Sep 29, 2014 / 14,991 notes

Ann Lislegaard, Nothing but Space, 1997

(via la-viejolie)

He awoke each morning with the desire to do right, to be a good and meaningful person, to be, as simple as it sounded and as impossible as it actually was, happy. And during the course of each day his heart would descend from his chest into his stomach. By early afternoon he was overcome by the feeling that nothing was right, or nothing was right for him, and by the desire to be alone. By evening he was fulfilled: alone in the magnitude of his grief, alone in his aimless guilt, alone even in his loneliness. I am not sad, he would repeat to himself over and over, I am not sad. As if he might one day convince himself. Or fool himself. Or convince others—the only thing worse than being sad is for others to know that you are sad. I am not sad. I am not sad. Because his life had unlimited potential for happiness, insofar as it was an empty white room. He would fall asleep with his heart at the foot of his bed, like some domesticated animal that was no part of him at all. And each morning he would wake with it again in the cupboard of his rib cage, having become a little heavier, a little weaker, but still pumping. And by the mid afternoon he was again overcome with the desire to be somewhere else, someone else, someone else somewhere else. I am not sad.
Sep 29, 2014 / 636 notes
Sep 29, 2014 / 2 notes
Dilly dallying
Sep 29, 2014

Dilly dallying

Sep 29, 2014 / 1 note
I keep drawing little things like this because my eyes like it
Sep 29, 2014 / 1 note

I keep drawing little things like this because my eyes like it

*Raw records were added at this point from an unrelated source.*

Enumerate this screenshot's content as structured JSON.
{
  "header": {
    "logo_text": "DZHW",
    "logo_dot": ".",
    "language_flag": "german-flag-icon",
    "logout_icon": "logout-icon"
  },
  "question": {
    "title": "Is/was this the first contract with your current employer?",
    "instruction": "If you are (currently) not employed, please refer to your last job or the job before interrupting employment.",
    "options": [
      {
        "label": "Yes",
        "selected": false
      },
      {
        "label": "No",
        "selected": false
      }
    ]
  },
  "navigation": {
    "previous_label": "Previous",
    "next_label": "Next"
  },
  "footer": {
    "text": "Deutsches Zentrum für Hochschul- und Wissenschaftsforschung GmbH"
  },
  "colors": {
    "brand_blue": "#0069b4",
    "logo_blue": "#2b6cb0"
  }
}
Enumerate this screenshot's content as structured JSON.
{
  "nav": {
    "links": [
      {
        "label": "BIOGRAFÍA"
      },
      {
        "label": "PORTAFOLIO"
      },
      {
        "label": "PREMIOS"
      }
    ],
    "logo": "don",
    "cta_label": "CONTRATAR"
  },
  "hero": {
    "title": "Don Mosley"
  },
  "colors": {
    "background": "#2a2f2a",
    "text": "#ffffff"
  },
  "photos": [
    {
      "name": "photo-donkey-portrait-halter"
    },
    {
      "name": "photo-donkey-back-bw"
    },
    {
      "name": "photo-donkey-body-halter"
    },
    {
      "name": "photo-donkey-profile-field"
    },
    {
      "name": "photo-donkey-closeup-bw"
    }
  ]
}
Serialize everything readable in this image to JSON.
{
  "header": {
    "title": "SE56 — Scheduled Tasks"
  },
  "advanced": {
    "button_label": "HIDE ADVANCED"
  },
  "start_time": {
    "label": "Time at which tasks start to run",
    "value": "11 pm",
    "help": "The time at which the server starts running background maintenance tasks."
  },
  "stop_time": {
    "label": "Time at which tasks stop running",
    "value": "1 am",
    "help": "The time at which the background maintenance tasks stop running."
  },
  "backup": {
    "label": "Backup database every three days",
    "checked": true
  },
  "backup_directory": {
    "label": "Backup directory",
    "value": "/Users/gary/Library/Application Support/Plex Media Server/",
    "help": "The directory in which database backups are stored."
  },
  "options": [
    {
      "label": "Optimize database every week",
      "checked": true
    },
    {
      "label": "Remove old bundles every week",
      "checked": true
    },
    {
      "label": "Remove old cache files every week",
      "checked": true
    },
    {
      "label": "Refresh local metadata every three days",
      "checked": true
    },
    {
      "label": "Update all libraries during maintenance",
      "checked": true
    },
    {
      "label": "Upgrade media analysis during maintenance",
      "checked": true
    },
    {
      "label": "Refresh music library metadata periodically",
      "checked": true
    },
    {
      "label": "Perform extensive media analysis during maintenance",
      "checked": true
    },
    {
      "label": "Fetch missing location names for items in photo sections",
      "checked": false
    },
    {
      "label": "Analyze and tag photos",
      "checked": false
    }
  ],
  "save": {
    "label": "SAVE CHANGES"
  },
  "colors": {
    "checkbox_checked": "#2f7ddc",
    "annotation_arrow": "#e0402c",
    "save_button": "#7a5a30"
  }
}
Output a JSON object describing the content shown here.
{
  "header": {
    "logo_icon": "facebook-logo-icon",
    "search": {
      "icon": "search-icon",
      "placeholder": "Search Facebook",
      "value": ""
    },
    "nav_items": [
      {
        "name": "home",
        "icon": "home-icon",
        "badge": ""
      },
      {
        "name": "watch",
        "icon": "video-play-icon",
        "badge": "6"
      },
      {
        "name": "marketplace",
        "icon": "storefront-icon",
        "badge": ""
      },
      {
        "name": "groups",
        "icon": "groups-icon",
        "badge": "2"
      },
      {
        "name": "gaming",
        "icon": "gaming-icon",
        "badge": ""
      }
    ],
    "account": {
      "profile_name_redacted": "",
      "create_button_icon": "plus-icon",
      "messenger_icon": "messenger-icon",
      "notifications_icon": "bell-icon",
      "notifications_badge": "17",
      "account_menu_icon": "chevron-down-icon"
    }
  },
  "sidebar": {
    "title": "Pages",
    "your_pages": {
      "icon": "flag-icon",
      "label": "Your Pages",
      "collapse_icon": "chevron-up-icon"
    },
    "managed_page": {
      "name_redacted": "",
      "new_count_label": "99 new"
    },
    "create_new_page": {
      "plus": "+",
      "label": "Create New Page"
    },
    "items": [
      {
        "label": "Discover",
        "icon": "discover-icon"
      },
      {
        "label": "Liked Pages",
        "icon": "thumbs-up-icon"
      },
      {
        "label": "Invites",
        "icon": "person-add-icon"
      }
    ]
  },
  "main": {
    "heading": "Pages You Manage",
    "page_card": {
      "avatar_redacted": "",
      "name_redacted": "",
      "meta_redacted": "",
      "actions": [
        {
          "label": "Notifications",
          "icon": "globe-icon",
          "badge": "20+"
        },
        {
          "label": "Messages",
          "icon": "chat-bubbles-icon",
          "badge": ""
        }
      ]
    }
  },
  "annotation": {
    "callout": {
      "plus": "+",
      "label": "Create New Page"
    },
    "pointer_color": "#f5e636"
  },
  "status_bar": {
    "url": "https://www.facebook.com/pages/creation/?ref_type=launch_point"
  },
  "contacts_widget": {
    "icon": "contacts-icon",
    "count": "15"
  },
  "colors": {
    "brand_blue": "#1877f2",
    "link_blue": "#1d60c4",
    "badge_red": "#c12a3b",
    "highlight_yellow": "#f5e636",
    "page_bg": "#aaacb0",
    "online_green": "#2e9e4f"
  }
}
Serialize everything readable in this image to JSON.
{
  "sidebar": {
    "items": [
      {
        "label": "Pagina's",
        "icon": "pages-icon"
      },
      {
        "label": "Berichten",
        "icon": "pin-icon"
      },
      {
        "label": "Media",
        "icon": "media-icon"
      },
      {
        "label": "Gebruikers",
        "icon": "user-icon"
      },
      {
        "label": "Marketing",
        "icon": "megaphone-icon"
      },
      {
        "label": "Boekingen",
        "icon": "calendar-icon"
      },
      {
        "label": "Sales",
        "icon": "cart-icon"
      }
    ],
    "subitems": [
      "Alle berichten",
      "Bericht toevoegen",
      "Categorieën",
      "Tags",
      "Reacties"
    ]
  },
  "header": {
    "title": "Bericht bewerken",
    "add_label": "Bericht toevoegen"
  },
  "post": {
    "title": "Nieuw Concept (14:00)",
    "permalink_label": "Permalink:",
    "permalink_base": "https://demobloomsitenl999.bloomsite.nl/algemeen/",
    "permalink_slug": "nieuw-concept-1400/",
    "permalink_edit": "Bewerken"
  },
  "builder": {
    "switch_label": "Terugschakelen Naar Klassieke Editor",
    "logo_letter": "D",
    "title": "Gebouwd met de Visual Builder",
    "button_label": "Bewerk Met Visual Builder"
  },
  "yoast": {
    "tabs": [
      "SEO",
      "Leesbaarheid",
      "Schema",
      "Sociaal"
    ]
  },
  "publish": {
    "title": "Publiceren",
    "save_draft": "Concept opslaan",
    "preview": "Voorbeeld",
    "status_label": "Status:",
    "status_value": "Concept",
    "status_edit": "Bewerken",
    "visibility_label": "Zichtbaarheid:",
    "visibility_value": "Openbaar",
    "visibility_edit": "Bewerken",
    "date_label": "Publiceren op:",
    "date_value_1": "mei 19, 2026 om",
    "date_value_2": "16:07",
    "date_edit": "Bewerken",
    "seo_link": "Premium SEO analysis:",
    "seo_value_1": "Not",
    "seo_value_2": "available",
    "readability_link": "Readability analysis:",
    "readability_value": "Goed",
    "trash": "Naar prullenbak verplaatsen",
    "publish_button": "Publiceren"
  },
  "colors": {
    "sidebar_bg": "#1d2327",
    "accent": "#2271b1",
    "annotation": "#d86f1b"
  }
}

Sep 29, 2014 / 15,057 notes
Sep 29, 2014 / 58,172 notes

(via la-viejolie)


Marek Wykowski 
Sep 28, 2014 / 312 notes
Sep 28, 2014 / 1,770 notes

(via lucyrevere)